The immigration service revoked Djokovic’s visa upon arrival and put him in a holding facility, with the intention of deporting him.
But tennis player He appealed the measure and a judge ruled in his favor on a technicality, saying Djokovic had not been given enough time to consult with his attorneys upon arrival.
What happens now?
The government is analyzing the original decision to give a visa to the tennis player. It will also take into account the fact that Djokovic’s application contained errors.
Then there was a current of solidarity with the Serbian, when he was held for four days and again when a court ruled in his favor
Djokovic admitted on social media on Wednesday that he wrongly said he had not traveled anywhere in the 14 days prior to his arrival in Australia. He attributed it to a “human error” of his collaborators and assured that it was not deliberate.
The interior minister has plenty of discretion and can revoke the visa and deport Djokovic based on health and ethical considerations, among others.
What happens if Djokovic’s visa is renewed?

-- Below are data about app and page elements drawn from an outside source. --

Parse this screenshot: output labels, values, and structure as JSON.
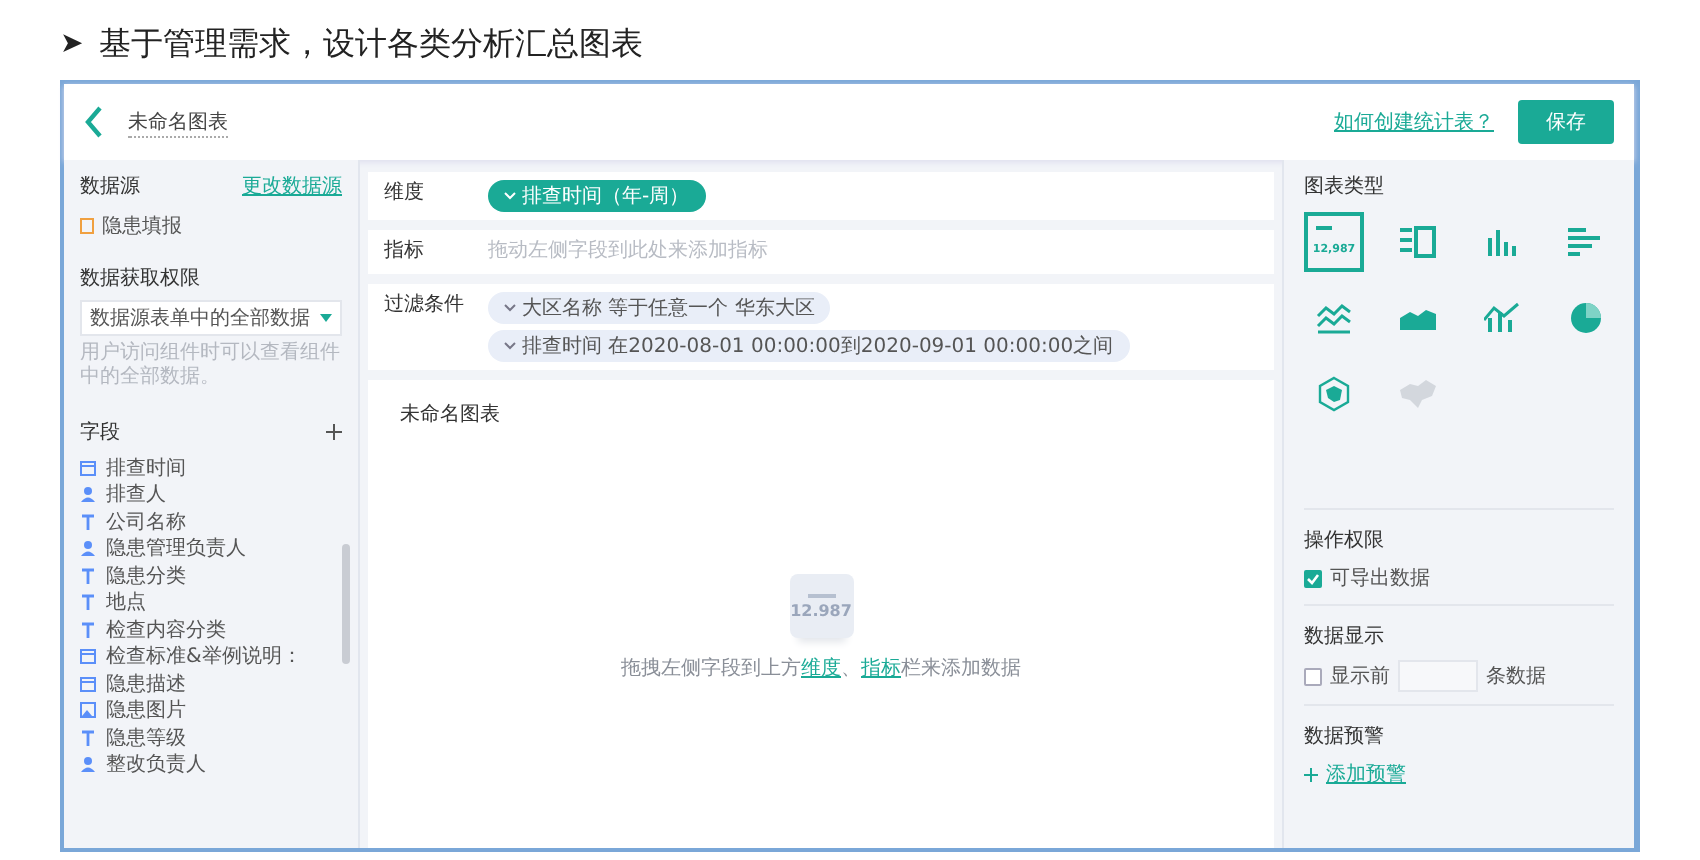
{
  "heading": {
    "bullet": "➤",
    "text": "基于管理需求，设计各类分析汇总图表"
  },
  "topbar": {
    "title": "未命名图表",
    "help_link": "如何创建统计表？",
    "save_button": "保存"
  },
  "sidebar": {
    "source_label": "数据源",
    "change_source": "更改数据源",
    "source_name": "隐患填报",
    "permission_label": "数据获取权限",
    "permission_value": "数据源表单中的全部数据",
    "permission_hint": "用户访问组件时可以查看组件中的全部数据。",
    "fields_label": "字段",
    "fields": [
      {
        "kind": "date",
        "name": "排查时间"
      },
      {
        "kind": "user",
        "name": "排查人"
      },
      {
        "kind": "text",
        "name": "公司名称"
      },
      {
        "kind": "user",
        "name": "隐患管理负责人"
      },
      {
        "kind": "text",
        "name": "隐患分类"
      },
      {
        "kind": "text",
        "name": "地点"
      },
      {
        "kind": "text",
        "name": "检查内容分类"
      },
      {
        "kind": "date",
        "name": "检查标准&举例说明："
      },
      {
        "kind": "date",
        "name": "隐患描述"
      },
      {
        "kind": "image",
        "name": "隐患图片"
      },
      {
        "kind": "text",
        "name": "隐患等级"
      },
      {
        "kind": "user",
        "name": "整改负责人"
      }
    ]
  },
  "config": {
    "dimension_label": "维度",
    "dimension_chip": "排查时间（年-周）",
    "indicator_label": "指标",
    "indicator_placeholder": "拖动左侧字段到此处来添加指标",
    "filter_label": "过滤条件",
    "filters": [
      "大区名称 等于任意一个 华东大区",
      "排查时间 在2020-08-01 00:00:00到2020-09-01 00:00:00之间"
    ]
  },
  "chart_card": {
    "title": "未命名图表",
    "illustration_number": "12.987",
    "hint_before": "拖拽左侧字段到上方",
    "hint_link_1": "维度",
    "hint_sep": "、",
    "hint_link_2": "指标",
    "hint_after": "栏来添加数据"
  },
  "right_panel": {
    "chart_type_label": "图表类型",
    "chart_types": [
      {
        "kind": "number",
        "selected": true,
        "disabled": false,
        "label": "12,987"
      },
      {
        "kind": "table",
        "selected": false,
        "disabled": false
      },
      {
        "kind": "column",
        "selected": false,
        "disabled": false
      },
      {
        "kind": "bar",
        "selected": false,
        "disabled": false
      },
      {
        "kind": "line",
        "selected": false,
        "disabled": false
      },
      {
        "kind": "area",
        "selected": false,
        "disabled": false
      },
      {
        "kind": "combo",
        "selected": false,
        "disabled": false
      },
      {
        "kind": "pie",
        "selected": false,
        "disabled": false
      },
      {
        "kind": "radar",
        "selected": false,
        "disabled": false
      },
      {
        "kind": "map",
        "selected": false,
        "disabled": true
      }
    ],
    "permission_label": "操作权限",
    "export_option": {
      "label": "可导出数据",
      "checked": true
    },
    "display_label": "数据显示",
    "display_option": {
      "label": "显示前",
      "checked": false,
      "suffix": "条数据"
    },
    "alert_label": "数据预警",
    "add_alert": "添加预警"
  }
}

The attorneys of the tennis player they will surely ask that the measure be suspended. The matter would go back to court and resolution could take time, giving Djokovic the opportunity to play the Open. In case of winning it, he would only be at the top of the table of tennis players with the most grand slam titles. He is currently tied with Roger Federer and Rafael Nadal, all with 20 titles.
His debut is scheduled for next week, against his compatriot Miomir Kexmanovic.

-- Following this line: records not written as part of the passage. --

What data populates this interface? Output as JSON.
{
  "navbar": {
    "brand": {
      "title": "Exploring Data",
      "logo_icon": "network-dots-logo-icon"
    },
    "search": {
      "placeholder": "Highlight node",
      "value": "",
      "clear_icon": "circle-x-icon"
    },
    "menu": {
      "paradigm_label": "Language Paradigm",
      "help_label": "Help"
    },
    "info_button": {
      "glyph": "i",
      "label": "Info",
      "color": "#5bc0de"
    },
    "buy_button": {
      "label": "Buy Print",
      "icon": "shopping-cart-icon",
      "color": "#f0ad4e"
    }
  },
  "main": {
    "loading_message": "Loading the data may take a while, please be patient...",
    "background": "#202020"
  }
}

While the case is solved, Djokovic could be forced to remain in a detention center.
And if he were deported, he would not be able to apply for an Australian visa for three years. The Serbian is 34 years old, which means he may not have another chance to win the Australian Open.
Why didn’t you isolate yourself after being infected?
It is unclear if this will affect his visa, but Djokovic appeared in public after learning that his COVID-19 test had come back positive.
The player said that he decided not to suspend an interview with the French newspaper L’Equipe, but that he kept his distance from journalists and took off his mask just for a few photos. The journalist who interviewed him said that tests were carried out that were negative after the meeting. It is not known if the same happened to the photographer.
Leader Labor Party
Djokovic said he went ahead with the interview because “he did not want to defraud journalists,” but admitted it was a “mistake in judgment.”
He assured that, after the interview, he followed all the isolation protocols.
The public opinion of Australians fluctuates. Initially they thought that Djokovic was being given preferential treatment and was granted an exemption to the vaccine in a country where 91.3% of those eligible to be vaccinated have done so.
Then there was a current of solidarity with the Serb, when he was held for four days and again when a court ruled in his favor.
However, the latest revelations about his behavior in the midst of the pandemic may have sparked another wave of unrest.
The government of Prime Minister Scott Morrison approved the initial handling of the matter. He was being questioned about his decision to lift the COVID restrictions, which could have contributed to the spread of the omicron. And maybe he wanted to score points by being tough on the immigration issue. Now he says that he will let the process run its course.
But Anthony Albanese, leader of the opposition Labor Party, has harshly criticized the government.
“All of this has been bad for Australia’s reputation, as far as our competition is concerned. It’s extraordinary that we still don’t know what the final decision will be, ”said Albanese. “That decision should have been made before the visa was granted. Either it was enabled or not ”.